So CNN’s Crossfire is dead, or as good as dead. They’ve moved it to a deadly ghetto timeslot -- 4:30 pm. Crossfire’s old 7:00 pm timeslot is the new home of an evening Paula Zhann show, not that we weren’t already seeing enough of her on CNN’s American Morning. This is the last straw for me and cable news -- Fox’s rightwing propaganda and subsequent ratings success has prompted all the other networks to follow suit in a desperate attempt to appeal to all those people out there in the “Red” states that went to George W. Bush in the election. Crossfire was the only cable news program that offered a real left-wing point of view, albeit watered down by milquetoast Paul Begala and the largely absent (though terrific) James Carville.

I feel as though I woke up one morning to find that I’d been moved to another country against my will. I turn on the television and see nothing but right-wing spin masquerading as news, and even the once fair-minded Washington Post shows zero dissent. The only time anyone talks about the opposition is to criticize them and question their patriotism. Chris Matthews constantly asks his MSNBC and syndicated guests: “Why do Americans love George W. Bush so much? Why is it that they’ve really bonded with the guy?”

I’m reminded of an account I once read of North Korean television. “All hail the great leader! He is great! Why is he great? He just is.”

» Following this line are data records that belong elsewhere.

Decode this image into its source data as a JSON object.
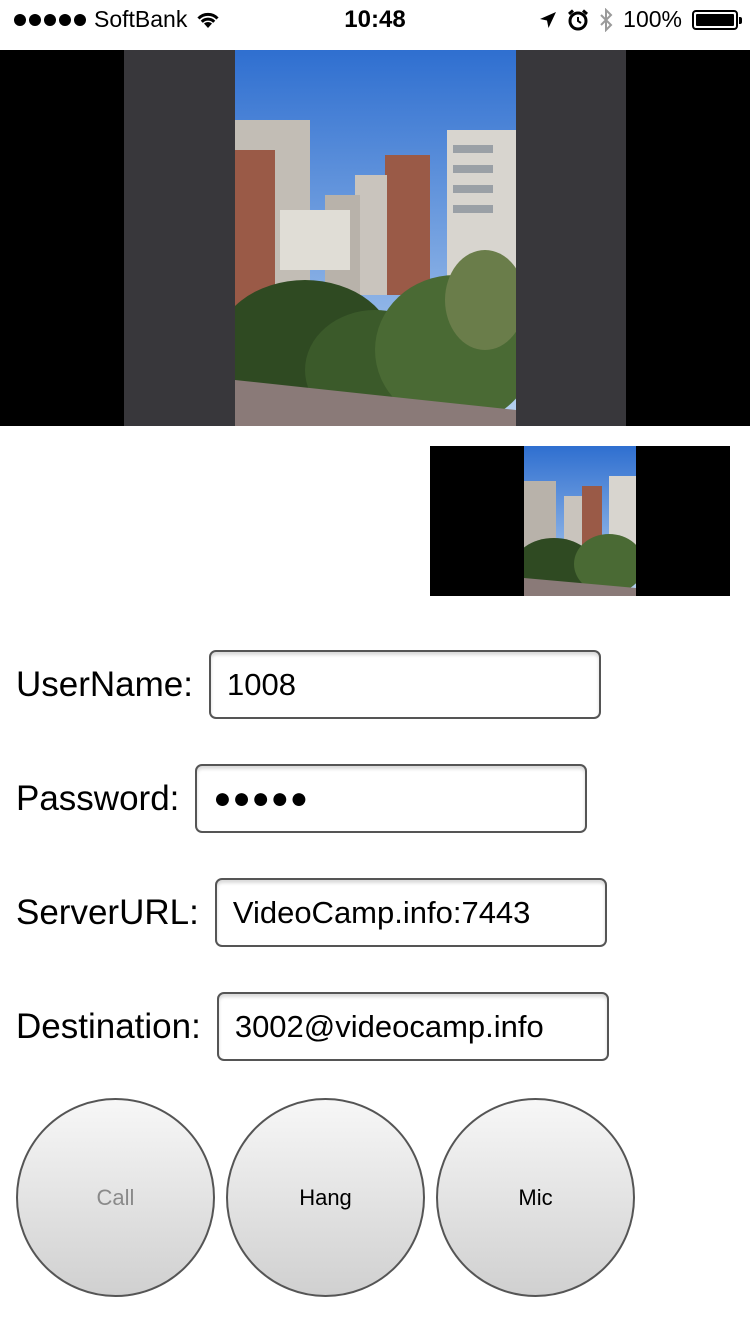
{
  "status_bar": {
    "carrier": "SoftBank",
    "time": "10:48",
    "battery": "100%",
    "icons": [
      "signal-dots-icon",
      "wifi-icon",
      "location-arrow-icon",
      "alarm-icon",
      "bluetooth-icon",
      "battery-icon"
    ]
  },
  "video": {
    "remote_icon": "remote-video-feed",
    "local_icon": "local-preview-feed",
    "scene_colors": {
      "sky": "#3f7fd8",
      "sky_light": "#b9d3f0",
      "building": "#c9c4bd",
      "brick": "#9a5a47",
      "tree": "#2f4a22",
      "tree_light": "#6a7d4a"
    }
  },
  "form": {
    "username_label": "UserName:",
    "username_value": "1008",
    "password_label": "Password:",
    "password_value": "●●●●●",
    "server_label": "ServerURL:",
    "server_value": "VideoCamp.info:7443",
    "destination_label": "Destination:",
    "destination_value": "3002@videocamp.info"
  },
  "buttons": {
    "call": "Call",
    "hang": "Hang",
    "mic": "Mic"
  }
}
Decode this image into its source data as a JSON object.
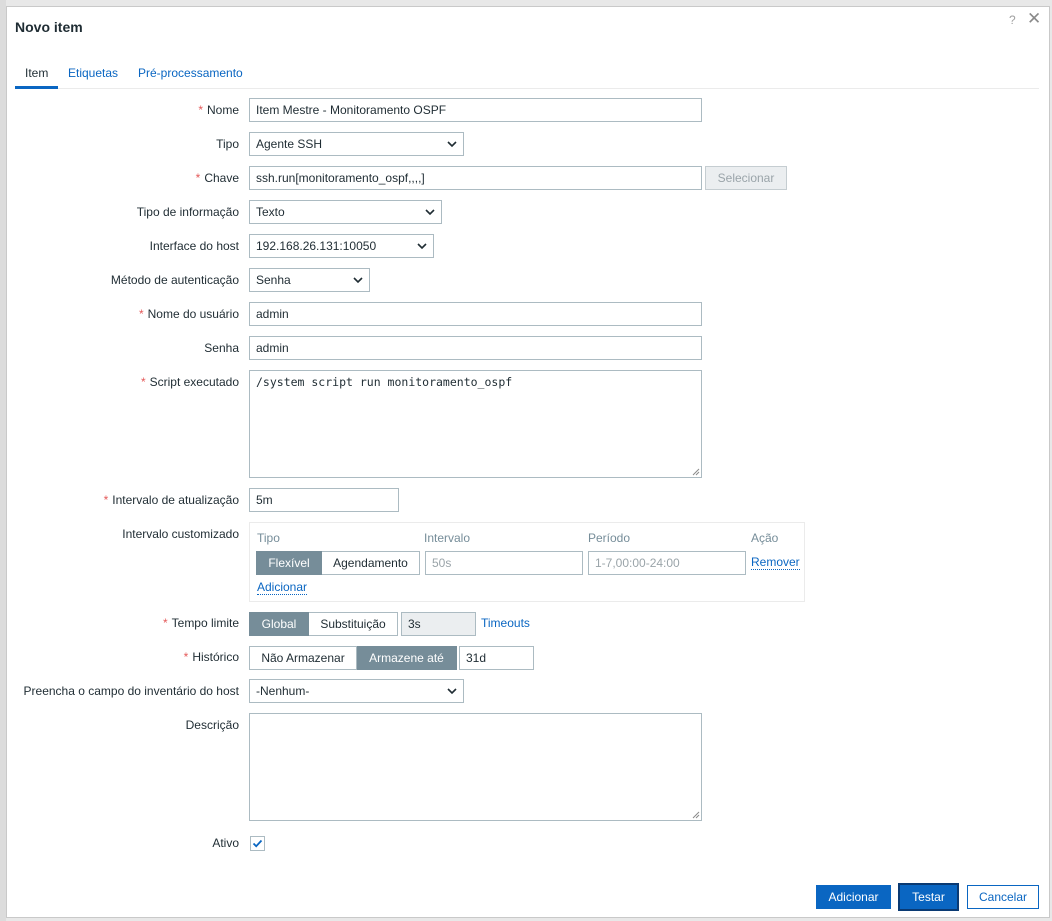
{
  "dialog": {
    "title": "Novo item",
    "help": "?",
    "close": "✕"
  },
  "tabs": [
    "Item",
    "Etiquetas",
    "Pré-processamento"
  ],
  "fields": {
    "name": {
      "label": "Nome",
      "value": "Item Mestre - Monitoramento OSPF",
      "required": true
    },
    "type": {
      "label": "Tipo",
      "value": "Agente SSH"
    },
    "key": {
      "label": "Chave",
      "value": "ssh.run[monitoramento_ospf,,,,]",
      "select_button": "Selecionar",
      "required": true
    },
    "info_type": {
      "label": "Tipo de informação",
      "value": "Texto"
    },
    "host_interface": {
      "label": "Interface do host",
      "value": "192.168.26.131:10050"
    },
    "auth_method": {
      "label": "Método de autenticação",
      "value": "Senha"
    },
    "username": {
      "label": "Nome do usuário",
      "value": "admin",
      "required": true
    },
    "password": {
      "label": "Senha",
      "value": "admin"
    },
    "script": {
      "label": "Script executado",
      "value": "/system script run monitoramento_ospf",
      "required": true
    },
    "update_interval": {
      "label": "Intervalo de atualização",
      "value": "5m",
      "required": true
    },
    "custom_intervals": {
      "label": "Intervalo customizado",
      "headers": [
        "Tipo",
        "Intervalo",
        "Período",
        "Ação"
      ],
      "row": {
        "type_options": [
          "Flexível",
          "Agendamento"
        ],
        "selected_type": "Flexível",
        "interval_placeholder": "50s",
        "period_placeholder": "1-7,00:00-24:00",
        "remove": "Remover"
      },
      "add": "Adicionar"
    },
    "timeout": {
      "label": "Tempo limite",
      "options": [
        "Global",
        "Substituição"
      ],
      "selected": "Global",
      "value": "3s",
      "link": "Timeouts",
      "required": true
    },
    "history": {
      "label": "Histórico",
      "options": [
        "Não Armazenar",
        "Armazene até"
      ],
      "selected": "Armazene até",
      "value": "31d",
      "required": true
    },
    "inventory": {
      "label": "Preencha o campo do inventário do host",
      "value": "-Nenhum-"
    },
    "description": {
      "label": "Descrição",
      "value": ""
    },
    "enabled": {
      "label": "Ativo",
      "checked": true
    }
  },
  "footer": {
    "add": "Adicionar",
    "test": "Testar",
    "cancel": "Cancelar"
  },
  "colors": {
    "accent": "#0a66c2",
    "required": "#e45959",
    "segment_on": "#768d99",
    "border": "#acbbc2"
  }
}
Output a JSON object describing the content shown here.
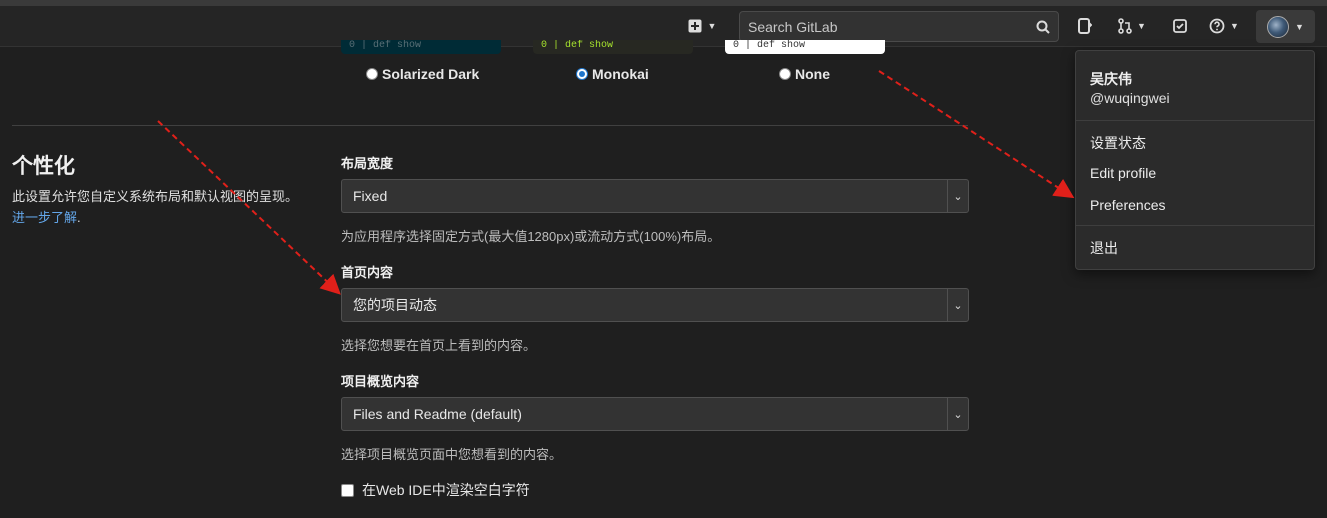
{
  "topbar": {
    "search_placeholder": "Search GitLab"
  },
  "themes": {
    "previews": [
      {
        "line": "0  |  def show"
      },
      {
        "line": "0  |  def show"
      },
      {
        "line": "0  |  def show"
      }
    ],
    "options": [
      {
        "label": "Solarized Dark",
        "checked": false
      },
      {
        "label": "Monokai",
        "checked": true
      },
      {
        "label": "None",
        "checked": false
      }
    ]
  },
  "section": {
    "title": "个性化",
    "desc": "此设置允许您自定义系统布局和默认视图的呈现。",
    "learn_more": "进一步了解",
    "period": "."
  },
  "fields": {
    "layout_width": {
      "label": "布局宽度",
      "value": "Fixed",
      "help": "为应用程序选择固定方式(最大值1280px)或流动方式(100%)布局。"
    },
    "homepage": {
      "label": "首页内容",
      "value": "您的项目动态",
      "help": "选择您想要在首页上看到的内容。"
    },
    "project_overview": {
      "label": "项目概览内容",
      "value": "Files and Readme (default)",
      "help": "选择项目概览页面中您想看到的内容。"
    },
    "whitespace": {
      "label": "在Web IDE中渲染空白字符",
      "checked": false
    }
  },
  "user_menu": {
    "name": "吴庆伟",
    "handle": "@wuqingwei",
    "items": [
      "设置状态",
      "Edit profile",
      "Preferences"
    ],
    "signout": "退出"
  },
  "colors": {
    "background": "#1f1f1f",
    "accent": "#1f75cb",
    "arrow": "#e0201a"
  }
}
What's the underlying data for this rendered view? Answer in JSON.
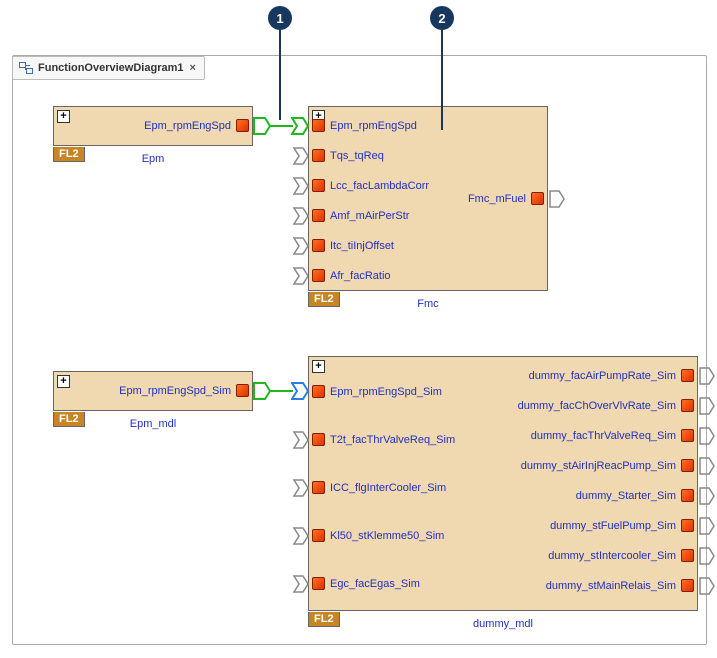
{
  "tab": {
    "title": "FunctionOverviewDiagram1"
  },
  "callouts": {
    "pin1": "1",
    "pin2": "2"
  },
  "tag": "FL2",
  "blocks": {
    "epm": {
      "name": "Epm",
      "outputs": [
        "Epm_rpmEngSpd"
      ]
    },
    "fmc": {
      "name": "Fmc",
      "inputs": [
        "Epm_rpmEngSpd",
        "Tqs_tqReq",
        "Lcc_facLambdaCorr",
        "Amf_mAirPerStr",
        "Itc_tiInjOffset",
        "Afr_facRatio"
      ],
      "outputs": [
        "Fmc_mFuel"
      ]
    },
    "epm_mdl": {
      "name": "Epm_mdl",
      "outputs": [
        "Epm_rpmEngSpd_Sim"
      ]
    },
    "dummy_mdl": {
      "name": "dummy_mdl",
      "inputs": [
        "Epm_rpmEngSpd_Sim",
        "T2t_facThrValveReq_Sim",
        "ICC_flgInterCooler_Sim",
        "Kl50_stKlemme50_Sim",
        "Egc_facEgas_Sim"
      ],
      "outputs": [
        "dummy_facAirPumpRate_Sim",
        "dummy_facChOverVlvRate_Sim",
        "dummy_facThrValveReq_Sim",
        "dummy_stAirInjReacPump_Sim",
        "dummy_Starter_Sim",
        "dummy_stFuelPump_Sim",
        "dummy_stIntercooler_Sim",
        "dummy_stMainRelais_Sim"
      ]
    }
  }
}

At work, I’m surrounded by optimists, people convinced that the Democrats have a chance against Bush in 2004. Most of America gets their news from television, and all the news networks have rolled over and showed Dubya their soft, fat throats. How will any opposition candidate get their message out in this environment? The simple answer is that they can’t.

To try to salvage the illusion of living a free country with an independent press, I’ve decided to stop watching television news. From now on it’s just NPR, and the New York Times for me. I’ve even given up my beloved Washington Post. If the advertisers who fund television news networks want my eyeballs, they should tell the programming robots to start offering objective coverage, again.